We spoke with Californian photographer and mentor, Glenn Lee Robinson, about what makes a good mentor, how mentors have helped him, and what advice he’d give to those seeking one.
Glenn began taking photographs in 2010, when his friend gave him a canon DSLR. He quickly fell in love with the hobby and soon turned professional, photographing graduations, portraits and weddings. In 2015, he discovered the exhilaration and satisfaction of capturing outdoor landscapes. Now, his Hike & Shoot initiative focuses all his energy.
Glenn puts his success down to being interested and resourceful, and found mentors a useful tool to teach him the practical skills needed to become a professional photographer. He spent time practicing what he’d learnt, developing his skills to create his own aesthetic.
Glenn has had many mentors over his time, in all areas of his life, and says there are two things that make a good mentor:
1. They’re better at you in the area you are wishing to grow in
2. They’re humble enough to help you become as good as them.
“I learn well by observation. When I was starting out in photography, I asked Teresa Klostermann if she would allow me to learn from her. At one of her wedding gigs, I was able to attend as her assistant, which gave me hands-on experience. I studied Teresa’s technique of shooting, posing, and applying a creative eye to various scenes. In my early days I mimicked much of what TK taught me, even down to my editing style.
“I also turned to YouTube, which is a great platform for learning different skills, such as editing. I stumbled across David Ilyin a few years ago and literally soaked up as much as possible from his editing tutorials. David talked a lot of about lighting and creating a mood through post processing. His information was very formative and helpful in creating a style of my own. He really helped me understand the power of editing RAW images in Adobe Light room and I still think about his post processing technique every time I open the program to work.
“Over the course of time, I’ve looked for guidance in many people and even now, I turn to mentors to help me grow and challenge myself as a photographer.

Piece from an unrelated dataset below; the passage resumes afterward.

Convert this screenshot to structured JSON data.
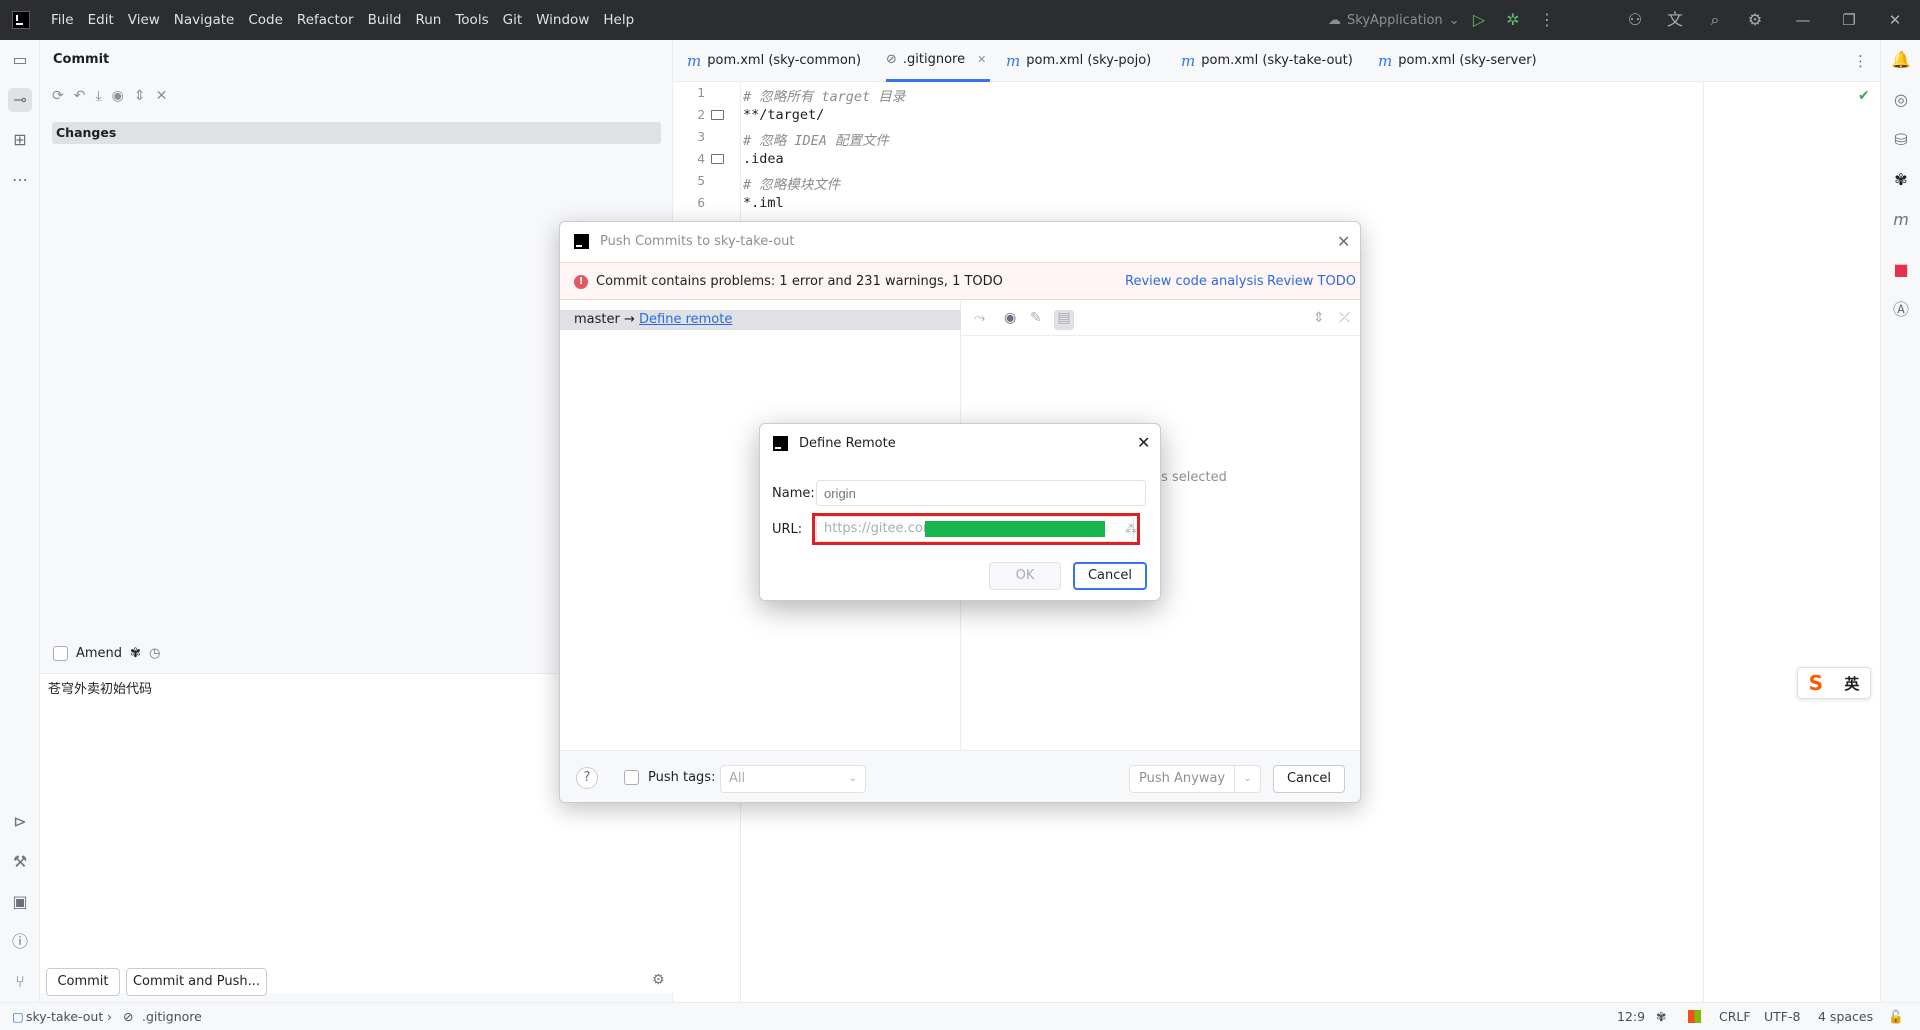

I recently got connected with brand ambassador Axle Ethington.
“I attended the Outdoor Retailer Conference in Salt Lake City with Axle and we spent 3 days speaking with vendors and networking, which Axle is very good at. I watched him work and learned many valuable insights on how to approach vendors cold-turkey, and how to lock in gigs and get important contact information from potential clients."
“I believe a person can expect to get whatever he or she seeks. So be curious, practice and observe and you, like me, will learn the skills you need to becoming a better photographer and business owner.”
Glenn’s advice for finding a mentor is to “Constantly be curious in your art and seek help in tutorials and workshops. Find a person that inspires you and has the skills you are wishing to learn. This will ensure that the information that’s shared has relevance and impact. Learn to ask for help and don’t get too caught up in ‘what if they say no?’ Put yourself in situations where that type of photographer would be. For instance, if you need a portrait mentor, go to portrait Instameets and see if you can make a connection with someone from whom you’d like to learn.”